Have you ever had a shameful secret, something you hid from the world, something you wished more than anything that you could get rid of?

I did. Growing up, I had a severe stutter that was often so bad I couldn’t get out any words at all. One of my earliest memories is hiding in the janitor’s closet during recess so I didn’t have to talk to anyone. In second grade, I stabbed myself with a pencil so I could get out of answering in class. That piece of pencil lead is still in my leg as testament to my shame.

If only I could get over my deepest shame, my terrible fear! Surely fear is something bad, something that prevents us from reaching our goals. Yet, books and movies are filled with stories of success that only come after overcoming fear and facing adversity. So how do you select for the good parts of fear that build character rather than destroy confidence?

In February, after more than 30 years of hiding, I finally “came out” and talked about my stuttering in this TED talk. Becoming open about your deepest, darkest secret—it’s not easy. Actually, it’s downright scary to open that closet door when you spent your whole life keeping it shut. A part of me still cringes when I think of the little girl hiding in the closet with the pencil lead in her thigh. A part of me wishes I were never that little girl. Yet, I also recognize that being a person who stutters is part of my identity, like being a woman, a sister, a wife, a doctor, an Asian-American.
In the talk, I discuss three lessons that have helped me the most:
#1. Separate fear from shame, and take shame head on. It took me many years to learn that fear different from fear. Fear is when you are afraid of something, afraid of doing or trying something. Shame is when what you are afraid of is yourself. Hiding feeds shame, and openness is its antidote. To overcome fear, we have to first overcome shame.

#2. Tackle your “what if?” with “so what”. There are four words that plague us and feed shame and fear: what if I fail? Instead of avoid them, answer with two more: “so what?”. If there’s something you want to do, what’s the worst that will happen if you go for it? We know the answer, right? We’ve all been there. Nobody will laugh. You won’t die. As Tina Fey says, you can't be that kid standing at the top of the waterslide, overthinking it. You have to go down the chute.

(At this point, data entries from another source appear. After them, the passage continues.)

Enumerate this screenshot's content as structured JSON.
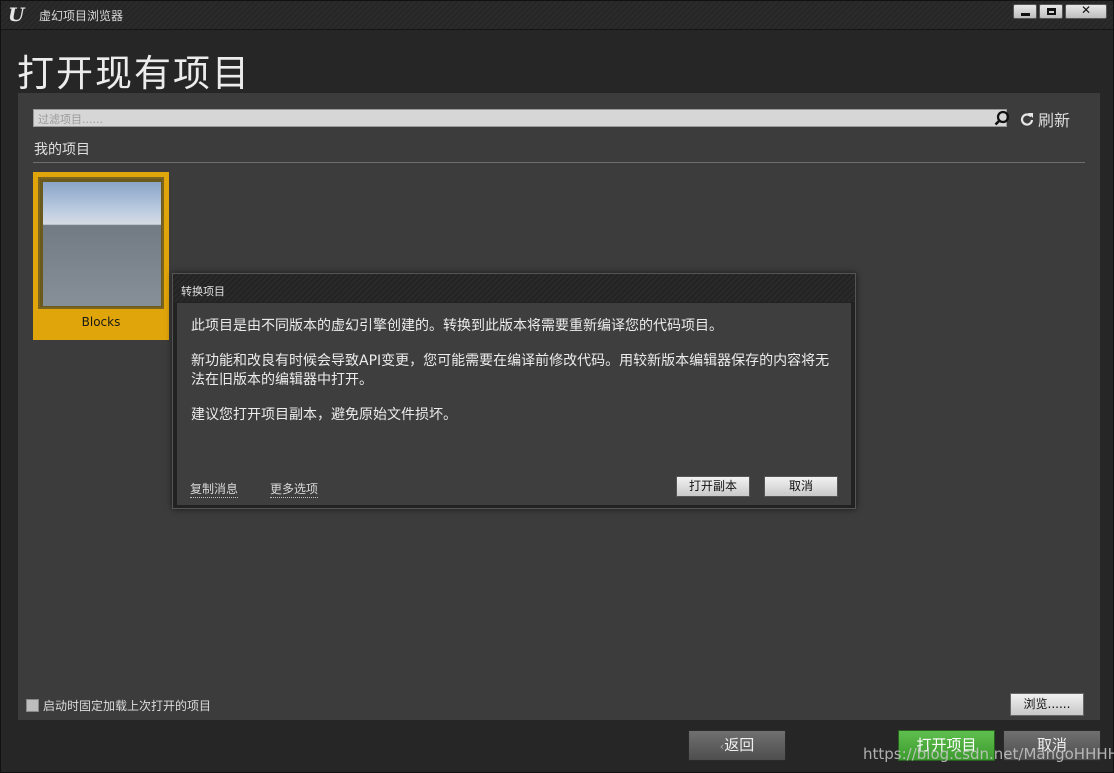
{
  "window": {
    "title": "虚幻项目浏览器"
  },
  "page": {
    "title": "打开现有项目"
  },
  "search": {
    "placeholder": "过滤项目......"
  },
  "refresh_label": "刷新",
  "section_label": "我的项目",
  "projects": [
    {
      "name": "Blocks"
    }
  ],
  "footer": {
    "autoload_label": "启动时固定加载上次打开的项目",
    "browse_label": "浏览......"
  },
  "actions": {
    "back_label": "返回",
    "open_label": "打开项目",
    "cancel_label": "取消"
  },
  "watermark": "https://blog.csdn.net/MangoHHHH",
  "dialog": {
    "title": "转换项目",
    "message_1": "此项目是由不同版本的虚幻引擎创建的。转换到此版本将需要重新编译您的代码项目。",
    "message_2": "新功能和改良有时候会导致API变更，您可能需要在编译前修改代码。用较新版本编辑器保存的内容将无法在旧版本的编辑器中打开。",
    "message_3": "建议您打开项目副本，避免原始文件损坏。",
    "copy_message_label": "复制消息",
    "more_options_label": "更多选项",
    "open_copy_label": "打开副本",
    "cancel_label": "取消"
  },
  "colors": {
    "accent_green": "#4caf3a",
    "selection_gold": "#e0a50a"
  }
}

#3. Ask yourself, what’s the worst that could happen if I DON’T do it? Who will it hurt? If you want to be a doctor and don’t become one because you’re too afraid, who will serve your community? If you’re afraid of speaking up to help someone in need because you’re afraid of stuttering, who will do it instead? All of us are here today because other people made sacrifices, because they faced fear head on for us. Now it’s our turn, for those who follow.

Please share  your stories: have you brought something you're ashamed about into the open? How have you turned your fear inside out?